Data supplied:
▼▼▼

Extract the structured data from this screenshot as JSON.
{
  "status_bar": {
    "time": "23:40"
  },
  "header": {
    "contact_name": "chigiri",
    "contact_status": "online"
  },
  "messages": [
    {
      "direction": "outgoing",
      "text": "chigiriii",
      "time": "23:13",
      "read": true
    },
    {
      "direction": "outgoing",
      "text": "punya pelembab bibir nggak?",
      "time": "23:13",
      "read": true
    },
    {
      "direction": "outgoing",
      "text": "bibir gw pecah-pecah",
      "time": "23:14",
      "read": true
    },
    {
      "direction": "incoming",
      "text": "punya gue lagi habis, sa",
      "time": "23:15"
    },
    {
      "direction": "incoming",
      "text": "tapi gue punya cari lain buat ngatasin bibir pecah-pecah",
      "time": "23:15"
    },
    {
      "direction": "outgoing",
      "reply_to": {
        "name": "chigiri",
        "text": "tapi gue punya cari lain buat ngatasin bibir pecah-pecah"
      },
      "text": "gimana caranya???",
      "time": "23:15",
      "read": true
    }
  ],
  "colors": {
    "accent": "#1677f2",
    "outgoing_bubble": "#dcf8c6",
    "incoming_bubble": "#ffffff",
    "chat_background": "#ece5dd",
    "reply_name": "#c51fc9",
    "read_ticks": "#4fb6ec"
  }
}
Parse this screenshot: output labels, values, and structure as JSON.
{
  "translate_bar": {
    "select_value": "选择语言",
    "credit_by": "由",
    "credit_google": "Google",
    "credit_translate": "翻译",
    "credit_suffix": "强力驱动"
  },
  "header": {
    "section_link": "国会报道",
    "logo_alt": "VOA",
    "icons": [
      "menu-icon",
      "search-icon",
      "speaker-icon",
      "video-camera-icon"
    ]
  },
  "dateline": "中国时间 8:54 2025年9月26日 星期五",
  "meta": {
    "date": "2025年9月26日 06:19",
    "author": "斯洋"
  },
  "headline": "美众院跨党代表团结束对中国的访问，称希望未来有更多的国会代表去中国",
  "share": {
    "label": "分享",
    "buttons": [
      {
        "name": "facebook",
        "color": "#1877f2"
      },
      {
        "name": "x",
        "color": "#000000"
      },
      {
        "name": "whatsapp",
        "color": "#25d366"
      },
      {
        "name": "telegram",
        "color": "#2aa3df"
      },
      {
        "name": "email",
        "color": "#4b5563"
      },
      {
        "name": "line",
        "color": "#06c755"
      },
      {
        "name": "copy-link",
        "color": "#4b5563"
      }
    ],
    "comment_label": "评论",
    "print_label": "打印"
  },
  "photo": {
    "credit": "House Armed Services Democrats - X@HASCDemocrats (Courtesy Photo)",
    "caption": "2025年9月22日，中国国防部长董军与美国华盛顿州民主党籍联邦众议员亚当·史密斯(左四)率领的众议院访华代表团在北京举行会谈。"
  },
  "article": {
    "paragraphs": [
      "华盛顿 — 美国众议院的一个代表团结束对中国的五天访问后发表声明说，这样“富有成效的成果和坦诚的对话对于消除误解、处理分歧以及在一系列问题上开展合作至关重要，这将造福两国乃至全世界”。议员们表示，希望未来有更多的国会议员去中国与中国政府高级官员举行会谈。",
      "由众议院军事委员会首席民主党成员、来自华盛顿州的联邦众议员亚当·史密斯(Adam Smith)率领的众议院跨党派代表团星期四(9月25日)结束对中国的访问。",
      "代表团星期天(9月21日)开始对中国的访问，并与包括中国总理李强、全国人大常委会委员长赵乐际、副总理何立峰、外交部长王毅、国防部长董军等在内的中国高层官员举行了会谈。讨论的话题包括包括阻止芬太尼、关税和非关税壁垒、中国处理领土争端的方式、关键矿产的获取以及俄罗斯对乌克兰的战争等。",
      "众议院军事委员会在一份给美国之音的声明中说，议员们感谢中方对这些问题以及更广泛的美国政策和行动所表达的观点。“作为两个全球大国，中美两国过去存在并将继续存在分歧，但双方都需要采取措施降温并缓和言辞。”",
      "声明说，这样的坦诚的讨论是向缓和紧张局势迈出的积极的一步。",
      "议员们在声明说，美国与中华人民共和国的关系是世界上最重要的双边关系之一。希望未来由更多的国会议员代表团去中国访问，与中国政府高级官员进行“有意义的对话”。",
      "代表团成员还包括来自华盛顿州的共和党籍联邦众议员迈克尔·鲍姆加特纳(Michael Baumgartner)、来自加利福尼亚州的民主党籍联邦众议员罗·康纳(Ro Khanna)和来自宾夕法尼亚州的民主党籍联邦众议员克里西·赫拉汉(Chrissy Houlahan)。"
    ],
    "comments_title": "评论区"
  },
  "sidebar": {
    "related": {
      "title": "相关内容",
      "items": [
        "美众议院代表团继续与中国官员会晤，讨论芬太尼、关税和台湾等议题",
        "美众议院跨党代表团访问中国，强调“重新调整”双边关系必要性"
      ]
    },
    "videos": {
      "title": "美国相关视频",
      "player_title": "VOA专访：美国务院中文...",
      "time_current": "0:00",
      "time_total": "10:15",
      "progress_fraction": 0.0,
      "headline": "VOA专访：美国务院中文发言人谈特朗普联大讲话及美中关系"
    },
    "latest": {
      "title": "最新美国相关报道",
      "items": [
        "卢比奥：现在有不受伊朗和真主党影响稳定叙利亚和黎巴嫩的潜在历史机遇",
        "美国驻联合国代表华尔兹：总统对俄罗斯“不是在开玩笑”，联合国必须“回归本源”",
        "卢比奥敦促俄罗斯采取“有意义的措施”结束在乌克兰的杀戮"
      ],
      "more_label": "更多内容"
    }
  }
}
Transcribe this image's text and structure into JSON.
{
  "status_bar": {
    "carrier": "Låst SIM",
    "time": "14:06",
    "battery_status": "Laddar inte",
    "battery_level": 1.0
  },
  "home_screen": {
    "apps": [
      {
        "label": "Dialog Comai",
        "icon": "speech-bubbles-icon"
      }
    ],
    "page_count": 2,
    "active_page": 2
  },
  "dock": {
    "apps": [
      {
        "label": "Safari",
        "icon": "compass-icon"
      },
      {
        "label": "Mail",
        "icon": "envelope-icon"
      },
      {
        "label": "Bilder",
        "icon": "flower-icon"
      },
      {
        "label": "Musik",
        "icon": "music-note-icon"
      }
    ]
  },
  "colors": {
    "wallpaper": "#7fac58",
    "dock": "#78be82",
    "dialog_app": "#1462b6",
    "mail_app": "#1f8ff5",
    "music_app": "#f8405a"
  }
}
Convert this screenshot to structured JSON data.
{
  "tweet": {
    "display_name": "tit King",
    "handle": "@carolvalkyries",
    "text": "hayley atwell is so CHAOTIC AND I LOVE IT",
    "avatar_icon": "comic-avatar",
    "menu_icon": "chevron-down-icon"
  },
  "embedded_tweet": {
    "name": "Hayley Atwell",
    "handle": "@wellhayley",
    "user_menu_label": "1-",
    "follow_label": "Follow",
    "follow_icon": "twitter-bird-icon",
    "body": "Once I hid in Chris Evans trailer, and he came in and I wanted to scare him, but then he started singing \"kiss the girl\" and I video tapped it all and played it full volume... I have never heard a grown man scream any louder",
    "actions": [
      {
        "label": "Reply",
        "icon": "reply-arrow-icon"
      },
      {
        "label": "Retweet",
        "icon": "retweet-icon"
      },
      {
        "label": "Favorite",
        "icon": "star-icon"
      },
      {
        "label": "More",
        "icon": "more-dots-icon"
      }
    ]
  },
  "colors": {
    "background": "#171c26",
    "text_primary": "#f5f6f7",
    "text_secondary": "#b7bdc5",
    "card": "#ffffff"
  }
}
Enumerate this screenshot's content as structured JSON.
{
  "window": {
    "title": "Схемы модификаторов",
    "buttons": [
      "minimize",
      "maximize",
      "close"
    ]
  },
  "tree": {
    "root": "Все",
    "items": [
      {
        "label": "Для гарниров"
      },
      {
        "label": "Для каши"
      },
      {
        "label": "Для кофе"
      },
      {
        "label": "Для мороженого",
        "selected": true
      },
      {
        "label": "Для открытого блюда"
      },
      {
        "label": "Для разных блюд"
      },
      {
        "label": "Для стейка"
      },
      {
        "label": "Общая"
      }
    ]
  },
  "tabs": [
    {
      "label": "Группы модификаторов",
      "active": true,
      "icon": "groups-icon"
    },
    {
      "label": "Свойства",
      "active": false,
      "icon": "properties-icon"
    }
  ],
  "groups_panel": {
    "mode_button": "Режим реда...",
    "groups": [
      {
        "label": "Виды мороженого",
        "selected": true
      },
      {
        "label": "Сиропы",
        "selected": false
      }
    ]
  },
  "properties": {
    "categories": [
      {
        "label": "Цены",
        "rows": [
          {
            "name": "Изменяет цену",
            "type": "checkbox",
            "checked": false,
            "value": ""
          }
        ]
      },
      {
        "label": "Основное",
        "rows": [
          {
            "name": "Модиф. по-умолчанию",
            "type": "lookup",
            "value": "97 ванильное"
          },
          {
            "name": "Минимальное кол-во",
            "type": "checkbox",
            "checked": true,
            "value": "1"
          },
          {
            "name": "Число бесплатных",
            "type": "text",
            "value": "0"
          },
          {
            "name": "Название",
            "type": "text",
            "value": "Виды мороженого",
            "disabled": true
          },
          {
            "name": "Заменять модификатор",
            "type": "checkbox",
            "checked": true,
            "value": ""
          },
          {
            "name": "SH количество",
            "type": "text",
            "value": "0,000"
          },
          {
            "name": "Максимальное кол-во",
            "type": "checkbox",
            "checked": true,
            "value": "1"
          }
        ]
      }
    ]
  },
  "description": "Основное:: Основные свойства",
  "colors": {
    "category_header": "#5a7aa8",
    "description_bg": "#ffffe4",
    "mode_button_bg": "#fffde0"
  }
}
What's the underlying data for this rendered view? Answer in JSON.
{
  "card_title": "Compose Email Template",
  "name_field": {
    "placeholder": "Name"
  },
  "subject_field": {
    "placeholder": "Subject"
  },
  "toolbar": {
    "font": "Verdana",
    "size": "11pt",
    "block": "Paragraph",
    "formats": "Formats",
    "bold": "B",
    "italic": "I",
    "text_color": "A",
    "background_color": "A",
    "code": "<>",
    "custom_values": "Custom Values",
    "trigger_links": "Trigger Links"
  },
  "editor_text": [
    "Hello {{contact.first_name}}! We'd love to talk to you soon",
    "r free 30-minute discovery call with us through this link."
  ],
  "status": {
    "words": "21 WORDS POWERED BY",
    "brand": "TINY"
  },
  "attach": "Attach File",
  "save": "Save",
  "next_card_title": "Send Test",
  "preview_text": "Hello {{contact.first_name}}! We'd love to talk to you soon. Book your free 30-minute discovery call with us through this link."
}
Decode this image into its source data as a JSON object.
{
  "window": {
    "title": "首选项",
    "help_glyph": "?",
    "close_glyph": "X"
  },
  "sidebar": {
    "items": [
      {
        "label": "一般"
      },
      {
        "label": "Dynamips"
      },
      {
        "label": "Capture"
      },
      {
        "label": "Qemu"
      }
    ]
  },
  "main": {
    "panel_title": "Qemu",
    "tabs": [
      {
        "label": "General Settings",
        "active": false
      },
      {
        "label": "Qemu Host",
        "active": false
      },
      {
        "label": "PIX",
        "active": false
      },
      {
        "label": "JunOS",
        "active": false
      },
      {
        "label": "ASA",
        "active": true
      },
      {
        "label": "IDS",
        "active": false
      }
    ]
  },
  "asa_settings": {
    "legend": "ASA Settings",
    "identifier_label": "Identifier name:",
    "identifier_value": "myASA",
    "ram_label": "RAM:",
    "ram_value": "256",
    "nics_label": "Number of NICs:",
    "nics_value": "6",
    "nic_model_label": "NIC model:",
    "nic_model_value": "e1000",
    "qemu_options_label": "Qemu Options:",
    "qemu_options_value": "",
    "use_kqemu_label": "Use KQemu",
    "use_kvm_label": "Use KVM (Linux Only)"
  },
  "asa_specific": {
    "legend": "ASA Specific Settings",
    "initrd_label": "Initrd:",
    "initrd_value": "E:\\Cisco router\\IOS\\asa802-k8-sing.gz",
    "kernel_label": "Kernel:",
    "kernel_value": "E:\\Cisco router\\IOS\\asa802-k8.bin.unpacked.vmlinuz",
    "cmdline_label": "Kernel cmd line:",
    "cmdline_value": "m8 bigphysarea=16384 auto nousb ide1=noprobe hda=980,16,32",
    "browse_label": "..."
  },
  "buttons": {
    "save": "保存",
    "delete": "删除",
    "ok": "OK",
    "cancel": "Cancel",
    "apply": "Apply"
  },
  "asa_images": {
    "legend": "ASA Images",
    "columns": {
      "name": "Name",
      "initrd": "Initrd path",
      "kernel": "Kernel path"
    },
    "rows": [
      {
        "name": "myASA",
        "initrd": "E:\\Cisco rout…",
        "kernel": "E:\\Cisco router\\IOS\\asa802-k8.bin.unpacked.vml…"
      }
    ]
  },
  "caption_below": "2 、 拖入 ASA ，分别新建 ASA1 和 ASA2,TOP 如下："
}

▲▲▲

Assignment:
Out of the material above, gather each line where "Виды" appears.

Your solution:
        "label": "Виды мороженого",
            "value": "Виды мороженого",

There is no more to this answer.